The most expansive biography of Plath to date is Clark’s Red Comet. Asked about her aims in writing this book, Clark tells BBC Culture that she wanted to show that Plath’s “near-constant theme is not depression, but the holy quest to become a writer”. Her interest in Plath began while she was doing her doctorate at Oxford University on Northern Irish poets. Previously, she “had fallen prey to the reductive idea that Plath was an avatar of darkness and doom” as a result of the predominant portrayal of Plath in the media.
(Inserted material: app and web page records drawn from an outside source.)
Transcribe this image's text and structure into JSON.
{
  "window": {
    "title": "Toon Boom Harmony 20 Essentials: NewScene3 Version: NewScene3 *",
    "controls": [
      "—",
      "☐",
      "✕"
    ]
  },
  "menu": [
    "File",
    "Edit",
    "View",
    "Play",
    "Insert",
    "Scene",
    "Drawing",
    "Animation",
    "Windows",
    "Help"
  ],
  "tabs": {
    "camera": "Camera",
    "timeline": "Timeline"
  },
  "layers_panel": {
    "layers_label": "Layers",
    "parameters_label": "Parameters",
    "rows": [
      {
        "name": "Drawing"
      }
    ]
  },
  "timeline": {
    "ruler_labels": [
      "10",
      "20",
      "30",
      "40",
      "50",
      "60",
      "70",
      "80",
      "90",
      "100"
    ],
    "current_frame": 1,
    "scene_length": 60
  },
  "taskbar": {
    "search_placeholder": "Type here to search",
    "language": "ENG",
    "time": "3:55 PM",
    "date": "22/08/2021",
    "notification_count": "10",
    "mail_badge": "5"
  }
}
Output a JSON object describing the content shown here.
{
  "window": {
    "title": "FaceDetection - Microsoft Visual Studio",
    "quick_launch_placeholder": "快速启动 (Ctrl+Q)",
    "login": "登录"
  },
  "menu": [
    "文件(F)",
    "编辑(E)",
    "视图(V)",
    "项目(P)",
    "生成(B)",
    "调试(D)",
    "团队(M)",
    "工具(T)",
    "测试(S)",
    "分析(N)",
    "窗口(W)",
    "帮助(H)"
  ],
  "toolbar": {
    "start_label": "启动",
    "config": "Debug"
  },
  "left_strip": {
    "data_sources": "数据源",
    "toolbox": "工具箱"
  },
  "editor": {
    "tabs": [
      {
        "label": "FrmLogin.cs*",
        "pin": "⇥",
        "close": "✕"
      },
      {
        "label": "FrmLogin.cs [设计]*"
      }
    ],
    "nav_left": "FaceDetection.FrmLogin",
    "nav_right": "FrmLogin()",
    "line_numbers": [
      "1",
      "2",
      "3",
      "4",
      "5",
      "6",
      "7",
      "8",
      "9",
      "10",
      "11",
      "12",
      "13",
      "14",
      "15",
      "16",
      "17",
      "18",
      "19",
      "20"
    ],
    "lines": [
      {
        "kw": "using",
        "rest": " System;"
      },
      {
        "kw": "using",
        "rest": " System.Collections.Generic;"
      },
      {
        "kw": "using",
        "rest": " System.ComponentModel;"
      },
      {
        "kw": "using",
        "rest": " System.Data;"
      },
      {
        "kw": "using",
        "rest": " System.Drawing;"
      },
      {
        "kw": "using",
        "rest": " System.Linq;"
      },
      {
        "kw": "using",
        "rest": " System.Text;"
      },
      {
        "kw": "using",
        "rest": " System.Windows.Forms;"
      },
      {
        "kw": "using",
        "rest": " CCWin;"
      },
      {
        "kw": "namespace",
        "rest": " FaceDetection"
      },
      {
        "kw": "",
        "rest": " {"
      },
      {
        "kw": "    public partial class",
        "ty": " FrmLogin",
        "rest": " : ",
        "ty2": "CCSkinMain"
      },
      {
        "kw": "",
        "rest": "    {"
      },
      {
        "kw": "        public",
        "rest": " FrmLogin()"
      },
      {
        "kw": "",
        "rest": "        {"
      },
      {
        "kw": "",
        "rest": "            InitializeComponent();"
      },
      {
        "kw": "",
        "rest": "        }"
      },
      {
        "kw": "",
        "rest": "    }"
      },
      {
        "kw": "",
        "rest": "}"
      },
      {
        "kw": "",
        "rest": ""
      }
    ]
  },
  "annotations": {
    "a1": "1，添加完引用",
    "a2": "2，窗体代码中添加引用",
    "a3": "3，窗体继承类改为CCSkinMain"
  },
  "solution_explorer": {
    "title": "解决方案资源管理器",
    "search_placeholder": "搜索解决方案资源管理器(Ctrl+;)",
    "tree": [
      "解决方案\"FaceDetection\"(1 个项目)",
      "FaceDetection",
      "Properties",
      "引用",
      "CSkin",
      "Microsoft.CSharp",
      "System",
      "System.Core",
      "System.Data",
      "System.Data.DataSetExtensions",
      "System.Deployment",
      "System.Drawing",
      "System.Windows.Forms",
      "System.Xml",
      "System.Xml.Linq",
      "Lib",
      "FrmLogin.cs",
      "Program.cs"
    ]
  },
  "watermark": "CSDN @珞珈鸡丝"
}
However, through reading her work for a class she was teaching, Clark realised that she was “enormously sophisticated, witty, and yes, funny”, giving her a desire to overturn the “sexist bill of lies” sold to her.
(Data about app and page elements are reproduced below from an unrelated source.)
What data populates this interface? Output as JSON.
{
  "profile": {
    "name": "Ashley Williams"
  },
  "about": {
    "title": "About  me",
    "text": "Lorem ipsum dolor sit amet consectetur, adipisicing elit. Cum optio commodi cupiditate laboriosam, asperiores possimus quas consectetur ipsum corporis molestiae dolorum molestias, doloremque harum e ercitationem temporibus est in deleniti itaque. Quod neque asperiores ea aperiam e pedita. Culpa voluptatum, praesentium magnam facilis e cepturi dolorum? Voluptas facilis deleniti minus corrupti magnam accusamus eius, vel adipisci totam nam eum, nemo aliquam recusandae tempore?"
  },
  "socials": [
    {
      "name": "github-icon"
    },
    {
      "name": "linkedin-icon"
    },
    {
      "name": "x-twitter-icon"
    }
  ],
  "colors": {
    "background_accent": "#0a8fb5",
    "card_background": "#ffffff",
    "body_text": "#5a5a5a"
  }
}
The resulting book is the closest any writer has come to an exhaustive biography of Plath’s life and work. Clark also discusses the relationship Plath had with Sexton, elucidating their differences and the greater importance of Plath to Sexton than vice versa. The impression given by the book is of a rich and complex life beyond anything shown in the far shorter works that have preceded it. Occasionally she does make hints towards Plath’s fate which err on the side of foreshadowing, including with poetic flourishes about “the bell jar descending” which detract from the authenticity she otherwise strives for. It’s interesting that even in these books that are so aware of the dangerous impact that speculation and mythologising have had on perceptions of Plath, they too can slip into that vein from time-to-time.
Nonetheless, Clark is optimistic that the scholarship on Plath is evolving in enriching ways. Eschewing the traditional feminist focus on Plath as an author ahead of her time, which has dominated recent academic discourse, her PhD students are looking at Plath’s work from transnational and disability perspectives. These angles are important, in turn, for considering the impact that Plath’s travels, and the dissonance of identity she felt as an American in England, had on her writing; and for looking at how Plath’s mental illness was reflected in her life and work, while also considering the shame that was attached to that in an era when mental health was less understood than it is today.
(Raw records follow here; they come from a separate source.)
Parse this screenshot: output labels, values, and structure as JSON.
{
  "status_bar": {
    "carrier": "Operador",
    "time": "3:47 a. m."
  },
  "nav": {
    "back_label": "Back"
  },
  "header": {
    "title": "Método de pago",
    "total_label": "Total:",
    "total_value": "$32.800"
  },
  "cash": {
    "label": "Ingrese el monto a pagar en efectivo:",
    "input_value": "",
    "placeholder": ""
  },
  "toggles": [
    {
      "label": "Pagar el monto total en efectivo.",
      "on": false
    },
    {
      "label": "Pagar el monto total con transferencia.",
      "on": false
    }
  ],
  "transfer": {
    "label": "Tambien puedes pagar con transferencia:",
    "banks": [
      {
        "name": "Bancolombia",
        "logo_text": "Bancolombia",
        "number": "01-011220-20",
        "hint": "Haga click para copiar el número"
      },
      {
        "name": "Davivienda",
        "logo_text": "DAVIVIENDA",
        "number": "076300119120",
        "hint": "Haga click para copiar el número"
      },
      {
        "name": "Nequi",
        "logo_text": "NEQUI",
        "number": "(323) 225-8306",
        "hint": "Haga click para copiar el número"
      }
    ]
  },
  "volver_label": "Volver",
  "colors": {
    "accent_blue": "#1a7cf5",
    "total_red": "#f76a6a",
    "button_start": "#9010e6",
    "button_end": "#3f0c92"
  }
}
These new approaches continue to have more source materials available to them as the Plath archive expands. In addition to the publication of the letters, Kukil, who is curator of the Plath archive at Smith College in the US, is now working with Amanda Golden, Associate Professor of English at New York Institute of Technology, on an expanded and corrected edition of the Collected Poems, previously edited by Ted Hughes, to be published by Faber & Faber. It is also possible that the incomplete manuscript for Plath’s lost novel, Double Take, and two other journals may one day surface.
Whatever is left to emerge, however, Plath is always likely to remain more of a puzzle than most cultural icons – in part because of her untimely death, which means she never got the chance to tell her story on her own terms. And in part, as has become increasingly apparent, because of the multiplicity of personae Plath was able to adopt in different settings and with different people, making it difficult to know when she was being sincere and when she was writing with a wry smile on her face. We may continue to think we are getting a clearer impression of who she was, but the “real” Sylvia Plath will remain elusive.